A top aide to President Trump told reporters Aug 15 that the administration plans to first pursue a tax reform plan in Congress this autumn,
then turn to the long-promised infrastructure investment plan.
Gary Cohn, director of the president's National Economic Council, said the infrastructure plan would "come on the heels" of a tax overhaul, Politico reported. "We hope it's this year," he added.
While the president and others in the administration at times this year said they were close to introducing a project investment proposal for Congress to consider, the administration has so far offered only a few details and Congress has found its agenda clogged after numerous attempts to pass health care legislation.
Cohn's remarks to reporters, made at New York's Trump Tower where the president held a press conference after signing an executive order to speed environmental reviews and permitting for planned projects, indicated that the infrastructure plan might be pushed into 2018.
According to Politico, Cohn also said: "We need to get taxes done between now and Thanksgiving. We need to get infrastructure going. As soon [as] tax comes out of the House and goes to the Senate, we'll put infrastructure in the House."
During the press conference, Trump was asked why he thinks he can get an infrastructure bill through Congress. "Infrastructure is something that I think we'll have bipartisan support on," Trump said. "I actually think Democrats will go along with the infrastructure."
State departments of transportation, transit agencies and other industry stakeholder groups have hoped over the past year that the new president would push an investment plan to help shrink a large backlog of projects that could increase mobility and improve travel safety for people and freight shipments.
Trump promised during his campaign to deliver $1 trillion of new project investment over 10 years, but in his proposed budget altered that to $200 billion in direct funding over a decade with a goal of using that federal money to leverage an additional $800 billion in local and private funding.
Meanwhile, the president also proposed cutting or eliminating various aspects of federal transportation funding – including the USDOT's popular TIGER infrastructure grants, new capital grants for major transit projects and Essential Air Service subsidies that help provide commercial air travel to and from rural airports.
Congress has yet to finalize the USDOT budget for the coming year, along with funding for most government agencies, and once lawmakers are back next month from their summer recess they will have only a few weeks to pass a budget before the next fiscal year starts on Oct. 1.
Congress must also complete work on a bill renewing authorization of the Federal Aviation Administration, or pass another temporary extension.
So it is not clear whether or by how much Congress may trim transportation spending for the coming year, and which programs it will maintain or cut, while the timing as well as details of the president's expected infrastructure investment plan remain uncertain.
If Congress is unable to agree on a fiscal 2018 government funding package by Oct. 1, lawmakers could avoid a shutdown of agency programs by extending current-year funding – as they did in 2016 – until such time as they complete a full-year spending measure.

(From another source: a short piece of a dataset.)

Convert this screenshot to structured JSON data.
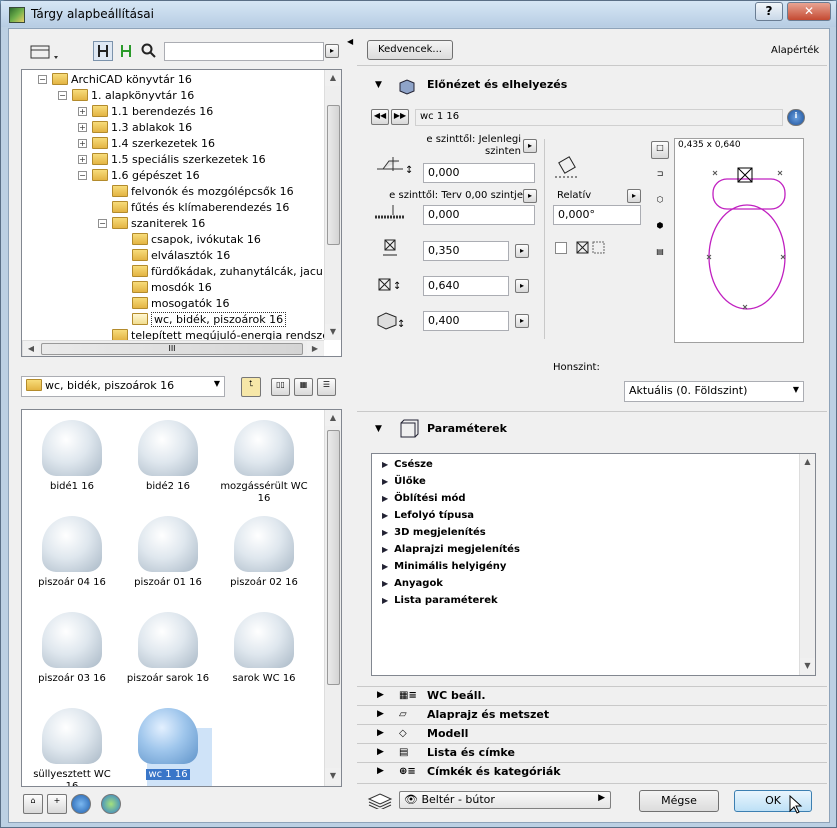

However, such an outcome would also delay scheduled 2018 funding increases for highway and transit programs under a five-year surface transportation law, preventing state DOTs and transit agencies from using the additional money until Congress completes a budget bill.